*** Opening of EXTRACTED RECORDS ***

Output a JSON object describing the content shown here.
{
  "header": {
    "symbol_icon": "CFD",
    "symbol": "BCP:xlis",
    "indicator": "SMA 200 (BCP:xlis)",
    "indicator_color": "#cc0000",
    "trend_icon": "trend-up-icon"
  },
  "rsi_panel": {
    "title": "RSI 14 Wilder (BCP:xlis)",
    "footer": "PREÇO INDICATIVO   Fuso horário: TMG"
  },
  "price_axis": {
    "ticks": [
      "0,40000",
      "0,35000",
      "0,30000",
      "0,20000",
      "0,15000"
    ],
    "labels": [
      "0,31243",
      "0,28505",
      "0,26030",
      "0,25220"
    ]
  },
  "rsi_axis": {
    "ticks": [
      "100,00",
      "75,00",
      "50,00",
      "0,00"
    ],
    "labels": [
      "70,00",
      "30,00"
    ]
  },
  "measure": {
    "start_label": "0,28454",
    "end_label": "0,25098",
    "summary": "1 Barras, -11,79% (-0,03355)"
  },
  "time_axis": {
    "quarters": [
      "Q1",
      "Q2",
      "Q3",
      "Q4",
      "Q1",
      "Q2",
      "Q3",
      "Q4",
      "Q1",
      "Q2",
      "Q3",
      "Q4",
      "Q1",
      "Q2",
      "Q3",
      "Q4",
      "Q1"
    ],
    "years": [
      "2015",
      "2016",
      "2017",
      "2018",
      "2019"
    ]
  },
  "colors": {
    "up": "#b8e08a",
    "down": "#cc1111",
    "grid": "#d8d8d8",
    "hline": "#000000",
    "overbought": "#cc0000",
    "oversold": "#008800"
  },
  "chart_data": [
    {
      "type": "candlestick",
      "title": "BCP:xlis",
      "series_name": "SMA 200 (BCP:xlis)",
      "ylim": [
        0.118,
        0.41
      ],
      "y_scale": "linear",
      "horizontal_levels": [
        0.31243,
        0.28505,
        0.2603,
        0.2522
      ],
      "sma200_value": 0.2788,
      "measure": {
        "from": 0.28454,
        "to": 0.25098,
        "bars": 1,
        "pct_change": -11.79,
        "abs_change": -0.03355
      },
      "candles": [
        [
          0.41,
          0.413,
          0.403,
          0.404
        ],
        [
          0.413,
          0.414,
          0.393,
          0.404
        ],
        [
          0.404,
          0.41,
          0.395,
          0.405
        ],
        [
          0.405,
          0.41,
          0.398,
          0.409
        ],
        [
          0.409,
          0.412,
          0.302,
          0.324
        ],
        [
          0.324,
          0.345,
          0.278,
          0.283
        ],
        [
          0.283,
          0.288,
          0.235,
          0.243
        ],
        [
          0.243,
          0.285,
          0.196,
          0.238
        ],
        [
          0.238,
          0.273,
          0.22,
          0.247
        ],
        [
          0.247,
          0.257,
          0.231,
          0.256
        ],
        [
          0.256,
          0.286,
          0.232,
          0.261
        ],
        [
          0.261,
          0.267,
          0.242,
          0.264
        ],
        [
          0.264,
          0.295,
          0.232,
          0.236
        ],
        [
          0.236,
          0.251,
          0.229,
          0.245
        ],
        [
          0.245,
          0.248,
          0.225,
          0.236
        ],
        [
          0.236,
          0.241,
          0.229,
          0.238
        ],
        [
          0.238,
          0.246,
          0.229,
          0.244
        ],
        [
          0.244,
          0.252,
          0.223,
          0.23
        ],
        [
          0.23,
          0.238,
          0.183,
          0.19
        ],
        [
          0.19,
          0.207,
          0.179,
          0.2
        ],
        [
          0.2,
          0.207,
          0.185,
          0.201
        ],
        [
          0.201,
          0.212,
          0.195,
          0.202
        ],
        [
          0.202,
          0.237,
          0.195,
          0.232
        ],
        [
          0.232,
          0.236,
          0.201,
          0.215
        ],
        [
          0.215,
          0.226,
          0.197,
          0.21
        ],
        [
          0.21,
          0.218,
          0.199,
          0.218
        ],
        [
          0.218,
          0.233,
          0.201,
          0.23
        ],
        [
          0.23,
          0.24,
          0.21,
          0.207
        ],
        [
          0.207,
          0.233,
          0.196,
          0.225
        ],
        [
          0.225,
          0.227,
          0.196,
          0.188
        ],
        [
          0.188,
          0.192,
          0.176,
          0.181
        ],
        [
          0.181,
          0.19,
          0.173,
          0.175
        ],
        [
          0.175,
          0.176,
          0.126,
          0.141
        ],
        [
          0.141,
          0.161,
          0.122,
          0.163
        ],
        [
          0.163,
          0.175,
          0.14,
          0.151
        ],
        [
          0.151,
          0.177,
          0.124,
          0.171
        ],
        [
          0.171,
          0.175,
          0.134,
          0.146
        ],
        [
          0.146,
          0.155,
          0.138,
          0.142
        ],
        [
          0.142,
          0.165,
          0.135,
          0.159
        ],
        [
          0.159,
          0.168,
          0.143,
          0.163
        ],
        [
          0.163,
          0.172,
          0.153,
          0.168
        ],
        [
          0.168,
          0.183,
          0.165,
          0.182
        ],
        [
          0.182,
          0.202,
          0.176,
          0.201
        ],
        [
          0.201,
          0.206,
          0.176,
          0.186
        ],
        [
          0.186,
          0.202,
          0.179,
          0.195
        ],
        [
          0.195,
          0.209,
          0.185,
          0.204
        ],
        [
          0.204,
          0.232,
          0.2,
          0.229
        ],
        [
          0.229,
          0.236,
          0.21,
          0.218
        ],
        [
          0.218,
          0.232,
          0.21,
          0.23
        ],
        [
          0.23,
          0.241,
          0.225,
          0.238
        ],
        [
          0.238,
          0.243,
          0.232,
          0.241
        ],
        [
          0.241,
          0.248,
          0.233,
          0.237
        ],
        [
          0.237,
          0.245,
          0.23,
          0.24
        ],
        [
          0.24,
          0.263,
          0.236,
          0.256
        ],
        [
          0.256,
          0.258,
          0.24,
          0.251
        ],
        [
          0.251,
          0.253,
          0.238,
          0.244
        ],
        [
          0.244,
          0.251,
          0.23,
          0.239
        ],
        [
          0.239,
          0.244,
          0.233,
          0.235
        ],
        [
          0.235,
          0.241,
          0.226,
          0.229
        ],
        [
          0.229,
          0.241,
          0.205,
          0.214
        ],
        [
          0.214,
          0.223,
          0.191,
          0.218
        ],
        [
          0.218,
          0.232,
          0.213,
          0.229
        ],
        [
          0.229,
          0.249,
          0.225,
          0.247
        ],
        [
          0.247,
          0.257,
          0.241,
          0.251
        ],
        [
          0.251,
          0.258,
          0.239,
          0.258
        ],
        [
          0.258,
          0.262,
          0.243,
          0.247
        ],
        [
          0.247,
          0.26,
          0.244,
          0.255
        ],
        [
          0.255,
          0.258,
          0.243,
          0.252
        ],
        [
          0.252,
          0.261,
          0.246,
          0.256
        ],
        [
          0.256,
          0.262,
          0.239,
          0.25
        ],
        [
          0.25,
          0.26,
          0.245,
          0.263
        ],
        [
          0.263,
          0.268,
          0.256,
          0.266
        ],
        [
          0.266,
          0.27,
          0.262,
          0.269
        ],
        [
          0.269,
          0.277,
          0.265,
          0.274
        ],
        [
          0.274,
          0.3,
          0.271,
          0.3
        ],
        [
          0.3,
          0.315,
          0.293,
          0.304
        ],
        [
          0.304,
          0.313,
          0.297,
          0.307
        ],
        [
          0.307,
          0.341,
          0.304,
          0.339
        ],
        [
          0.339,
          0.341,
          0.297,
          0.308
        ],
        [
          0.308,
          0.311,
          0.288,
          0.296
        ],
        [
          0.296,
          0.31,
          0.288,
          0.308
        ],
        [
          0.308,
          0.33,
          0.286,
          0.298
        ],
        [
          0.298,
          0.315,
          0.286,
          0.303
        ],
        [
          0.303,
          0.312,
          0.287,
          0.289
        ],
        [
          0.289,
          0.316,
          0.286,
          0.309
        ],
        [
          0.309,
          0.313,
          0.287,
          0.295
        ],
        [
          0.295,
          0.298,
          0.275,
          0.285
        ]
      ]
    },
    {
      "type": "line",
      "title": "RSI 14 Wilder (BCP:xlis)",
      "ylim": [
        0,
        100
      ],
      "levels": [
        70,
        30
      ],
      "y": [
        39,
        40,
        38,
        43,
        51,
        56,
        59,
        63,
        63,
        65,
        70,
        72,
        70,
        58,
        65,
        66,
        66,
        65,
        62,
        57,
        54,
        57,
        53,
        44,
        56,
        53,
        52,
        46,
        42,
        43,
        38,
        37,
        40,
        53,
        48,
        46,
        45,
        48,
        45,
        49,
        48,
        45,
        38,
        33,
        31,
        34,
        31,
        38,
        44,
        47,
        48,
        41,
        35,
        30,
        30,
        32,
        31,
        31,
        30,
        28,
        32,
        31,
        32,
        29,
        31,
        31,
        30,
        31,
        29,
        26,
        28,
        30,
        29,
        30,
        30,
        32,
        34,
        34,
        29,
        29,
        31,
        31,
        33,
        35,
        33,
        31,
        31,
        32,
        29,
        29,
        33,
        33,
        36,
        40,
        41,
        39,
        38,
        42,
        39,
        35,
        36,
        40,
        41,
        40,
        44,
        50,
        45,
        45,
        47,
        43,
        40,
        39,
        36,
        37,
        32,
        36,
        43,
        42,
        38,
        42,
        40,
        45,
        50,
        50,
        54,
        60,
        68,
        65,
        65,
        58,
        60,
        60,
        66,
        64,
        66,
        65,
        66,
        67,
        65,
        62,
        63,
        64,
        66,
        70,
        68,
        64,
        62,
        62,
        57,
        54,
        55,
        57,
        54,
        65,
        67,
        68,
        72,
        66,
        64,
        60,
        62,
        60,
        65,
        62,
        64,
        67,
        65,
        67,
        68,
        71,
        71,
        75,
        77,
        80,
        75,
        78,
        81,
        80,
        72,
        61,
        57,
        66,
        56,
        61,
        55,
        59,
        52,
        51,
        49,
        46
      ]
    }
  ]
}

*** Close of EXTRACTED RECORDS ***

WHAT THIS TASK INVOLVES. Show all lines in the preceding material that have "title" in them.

FINISHED EXERCISE.
    "title": "RSI 14 Wilder (BCP:xlis)",
      "title": "BCP:xlis",
      "title": "RSI 14 Wilder (BCP:xlis)",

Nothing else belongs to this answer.